The problem
Every line holding the string "Rectangle" should be copied from the listing.

■ ■ ■ ■ ■ ■ ■

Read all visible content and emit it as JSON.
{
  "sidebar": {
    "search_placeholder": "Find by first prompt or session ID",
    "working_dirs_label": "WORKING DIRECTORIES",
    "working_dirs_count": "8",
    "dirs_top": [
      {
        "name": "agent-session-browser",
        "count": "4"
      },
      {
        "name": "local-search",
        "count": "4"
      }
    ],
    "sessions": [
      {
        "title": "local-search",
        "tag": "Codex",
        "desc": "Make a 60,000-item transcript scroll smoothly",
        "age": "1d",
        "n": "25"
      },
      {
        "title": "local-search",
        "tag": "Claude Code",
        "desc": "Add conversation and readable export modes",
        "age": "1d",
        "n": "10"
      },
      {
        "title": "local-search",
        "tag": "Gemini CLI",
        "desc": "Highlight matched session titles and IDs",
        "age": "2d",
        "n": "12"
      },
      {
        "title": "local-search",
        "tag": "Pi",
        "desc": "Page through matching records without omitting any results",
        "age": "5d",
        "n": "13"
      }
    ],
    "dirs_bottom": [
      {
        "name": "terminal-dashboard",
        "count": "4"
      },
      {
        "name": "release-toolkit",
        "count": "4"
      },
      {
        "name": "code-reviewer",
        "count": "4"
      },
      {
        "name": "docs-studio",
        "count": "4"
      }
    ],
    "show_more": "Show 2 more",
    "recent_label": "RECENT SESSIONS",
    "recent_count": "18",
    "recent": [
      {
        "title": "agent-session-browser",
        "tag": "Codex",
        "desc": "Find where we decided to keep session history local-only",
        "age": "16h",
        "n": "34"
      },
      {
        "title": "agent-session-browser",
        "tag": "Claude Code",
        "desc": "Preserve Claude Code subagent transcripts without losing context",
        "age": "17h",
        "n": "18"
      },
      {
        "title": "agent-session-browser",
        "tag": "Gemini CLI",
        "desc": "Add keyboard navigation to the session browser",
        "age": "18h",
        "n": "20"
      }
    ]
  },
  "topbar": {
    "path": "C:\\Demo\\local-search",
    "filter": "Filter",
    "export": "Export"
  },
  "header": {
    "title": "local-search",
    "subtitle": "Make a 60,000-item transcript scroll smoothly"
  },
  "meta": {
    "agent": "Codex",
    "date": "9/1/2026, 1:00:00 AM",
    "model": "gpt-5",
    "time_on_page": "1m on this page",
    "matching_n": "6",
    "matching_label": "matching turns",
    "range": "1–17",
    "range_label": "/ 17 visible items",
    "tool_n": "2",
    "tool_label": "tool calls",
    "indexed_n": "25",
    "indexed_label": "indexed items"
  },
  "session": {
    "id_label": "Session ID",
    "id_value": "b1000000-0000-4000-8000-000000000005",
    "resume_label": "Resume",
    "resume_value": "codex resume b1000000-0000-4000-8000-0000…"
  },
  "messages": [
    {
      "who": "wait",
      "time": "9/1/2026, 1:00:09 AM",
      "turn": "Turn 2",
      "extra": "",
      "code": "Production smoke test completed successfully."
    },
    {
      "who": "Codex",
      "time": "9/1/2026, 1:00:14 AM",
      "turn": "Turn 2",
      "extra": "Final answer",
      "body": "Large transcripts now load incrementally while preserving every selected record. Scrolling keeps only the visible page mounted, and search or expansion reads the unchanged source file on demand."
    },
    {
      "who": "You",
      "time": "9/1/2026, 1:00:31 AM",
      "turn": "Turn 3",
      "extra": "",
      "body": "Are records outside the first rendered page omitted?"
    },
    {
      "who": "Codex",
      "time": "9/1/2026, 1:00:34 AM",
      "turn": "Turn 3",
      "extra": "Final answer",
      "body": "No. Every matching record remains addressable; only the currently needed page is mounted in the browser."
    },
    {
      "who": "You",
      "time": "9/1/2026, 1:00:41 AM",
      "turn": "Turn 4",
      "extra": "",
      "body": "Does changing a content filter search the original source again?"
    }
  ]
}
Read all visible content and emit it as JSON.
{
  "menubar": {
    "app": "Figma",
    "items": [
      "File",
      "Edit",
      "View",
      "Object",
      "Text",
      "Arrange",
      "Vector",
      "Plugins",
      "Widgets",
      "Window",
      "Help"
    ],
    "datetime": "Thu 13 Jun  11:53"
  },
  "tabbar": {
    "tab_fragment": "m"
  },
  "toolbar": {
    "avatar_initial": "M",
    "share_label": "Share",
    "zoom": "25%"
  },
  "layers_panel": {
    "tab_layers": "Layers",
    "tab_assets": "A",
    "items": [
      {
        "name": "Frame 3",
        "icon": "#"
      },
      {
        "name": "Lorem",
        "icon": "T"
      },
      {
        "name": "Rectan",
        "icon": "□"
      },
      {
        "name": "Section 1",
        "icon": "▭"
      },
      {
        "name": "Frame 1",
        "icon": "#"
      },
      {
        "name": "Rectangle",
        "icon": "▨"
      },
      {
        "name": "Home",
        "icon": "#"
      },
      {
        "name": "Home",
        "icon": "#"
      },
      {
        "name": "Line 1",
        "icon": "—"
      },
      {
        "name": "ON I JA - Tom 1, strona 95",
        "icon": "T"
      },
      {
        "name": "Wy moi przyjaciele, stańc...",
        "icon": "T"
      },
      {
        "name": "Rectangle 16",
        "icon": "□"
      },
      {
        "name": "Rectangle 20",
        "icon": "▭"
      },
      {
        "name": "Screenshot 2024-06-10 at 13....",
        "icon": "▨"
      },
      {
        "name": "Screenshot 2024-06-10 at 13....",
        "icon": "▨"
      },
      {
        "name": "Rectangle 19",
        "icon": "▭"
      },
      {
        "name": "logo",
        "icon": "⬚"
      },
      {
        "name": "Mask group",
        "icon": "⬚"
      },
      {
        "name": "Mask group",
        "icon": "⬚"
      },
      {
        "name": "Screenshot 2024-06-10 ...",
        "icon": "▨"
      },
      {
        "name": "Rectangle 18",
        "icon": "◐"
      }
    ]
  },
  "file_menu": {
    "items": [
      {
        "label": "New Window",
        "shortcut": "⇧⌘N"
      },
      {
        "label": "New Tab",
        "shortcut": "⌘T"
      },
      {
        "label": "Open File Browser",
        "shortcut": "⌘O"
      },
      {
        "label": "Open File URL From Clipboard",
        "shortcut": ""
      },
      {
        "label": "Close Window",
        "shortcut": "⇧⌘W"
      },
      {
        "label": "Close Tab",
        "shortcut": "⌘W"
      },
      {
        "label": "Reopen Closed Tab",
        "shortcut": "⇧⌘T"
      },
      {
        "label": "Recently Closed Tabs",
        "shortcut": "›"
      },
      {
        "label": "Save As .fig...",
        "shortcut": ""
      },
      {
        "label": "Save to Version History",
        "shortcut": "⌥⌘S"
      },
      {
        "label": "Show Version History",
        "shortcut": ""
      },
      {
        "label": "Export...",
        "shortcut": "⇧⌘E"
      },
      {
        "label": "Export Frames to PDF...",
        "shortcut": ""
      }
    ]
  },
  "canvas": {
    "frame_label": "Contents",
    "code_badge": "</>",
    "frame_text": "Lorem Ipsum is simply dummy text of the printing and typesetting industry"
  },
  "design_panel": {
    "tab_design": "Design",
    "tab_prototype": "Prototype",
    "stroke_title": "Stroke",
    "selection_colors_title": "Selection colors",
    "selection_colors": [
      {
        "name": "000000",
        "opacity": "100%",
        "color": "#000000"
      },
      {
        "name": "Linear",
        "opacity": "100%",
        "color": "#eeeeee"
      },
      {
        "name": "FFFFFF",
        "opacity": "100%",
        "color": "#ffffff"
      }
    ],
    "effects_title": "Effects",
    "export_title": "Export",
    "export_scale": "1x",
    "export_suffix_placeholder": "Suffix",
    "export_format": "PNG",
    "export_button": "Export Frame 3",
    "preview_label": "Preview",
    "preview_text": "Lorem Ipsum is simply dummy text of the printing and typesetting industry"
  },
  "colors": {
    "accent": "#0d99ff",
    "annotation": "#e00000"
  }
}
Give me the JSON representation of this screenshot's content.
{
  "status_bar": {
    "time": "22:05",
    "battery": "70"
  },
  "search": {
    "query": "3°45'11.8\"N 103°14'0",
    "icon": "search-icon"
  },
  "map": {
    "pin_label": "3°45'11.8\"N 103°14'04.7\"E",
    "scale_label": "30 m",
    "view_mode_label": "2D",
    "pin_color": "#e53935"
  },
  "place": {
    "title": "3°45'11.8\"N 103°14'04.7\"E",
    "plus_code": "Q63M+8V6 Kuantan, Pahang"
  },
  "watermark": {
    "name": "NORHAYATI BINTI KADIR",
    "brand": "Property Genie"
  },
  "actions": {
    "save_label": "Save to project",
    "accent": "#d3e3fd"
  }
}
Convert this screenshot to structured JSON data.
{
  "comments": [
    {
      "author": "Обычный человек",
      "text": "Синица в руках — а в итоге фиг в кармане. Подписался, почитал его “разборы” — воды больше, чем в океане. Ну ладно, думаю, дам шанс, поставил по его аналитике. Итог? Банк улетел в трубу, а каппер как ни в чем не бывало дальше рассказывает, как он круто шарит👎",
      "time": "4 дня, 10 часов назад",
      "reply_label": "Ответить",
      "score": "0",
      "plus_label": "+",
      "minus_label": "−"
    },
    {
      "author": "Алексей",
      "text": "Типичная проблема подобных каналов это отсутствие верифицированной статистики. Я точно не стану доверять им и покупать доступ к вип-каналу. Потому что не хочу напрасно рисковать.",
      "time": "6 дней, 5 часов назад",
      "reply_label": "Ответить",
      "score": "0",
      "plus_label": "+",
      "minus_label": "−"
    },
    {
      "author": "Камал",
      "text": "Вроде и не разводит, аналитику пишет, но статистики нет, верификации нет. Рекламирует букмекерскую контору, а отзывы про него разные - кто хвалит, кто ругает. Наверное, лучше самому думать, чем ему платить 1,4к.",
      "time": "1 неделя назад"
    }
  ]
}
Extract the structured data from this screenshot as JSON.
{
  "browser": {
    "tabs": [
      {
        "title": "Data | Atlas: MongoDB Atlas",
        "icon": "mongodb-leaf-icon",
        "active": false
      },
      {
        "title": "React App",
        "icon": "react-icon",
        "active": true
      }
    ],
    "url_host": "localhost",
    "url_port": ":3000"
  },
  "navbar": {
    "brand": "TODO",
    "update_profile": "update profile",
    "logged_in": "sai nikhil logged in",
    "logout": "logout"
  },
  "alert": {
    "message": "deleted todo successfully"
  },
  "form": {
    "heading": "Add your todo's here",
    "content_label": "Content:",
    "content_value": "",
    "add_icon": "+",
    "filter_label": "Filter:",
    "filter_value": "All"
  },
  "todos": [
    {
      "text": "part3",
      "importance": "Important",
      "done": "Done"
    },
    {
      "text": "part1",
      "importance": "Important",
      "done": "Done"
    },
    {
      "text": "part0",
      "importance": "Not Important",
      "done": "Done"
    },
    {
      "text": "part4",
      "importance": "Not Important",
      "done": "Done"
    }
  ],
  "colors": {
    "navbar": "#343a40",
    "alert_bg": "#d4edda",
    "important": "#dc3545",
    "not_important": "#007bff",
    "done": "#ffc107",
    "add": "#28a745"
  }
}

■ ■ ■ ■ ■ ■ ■

Answer to this exercise
        "name": "Rectangle",
        "name": "Rectangle 16",
        "name": "Rectangle 20",
        "name": "Rectangle 19",
        "name": "Rectangle 18",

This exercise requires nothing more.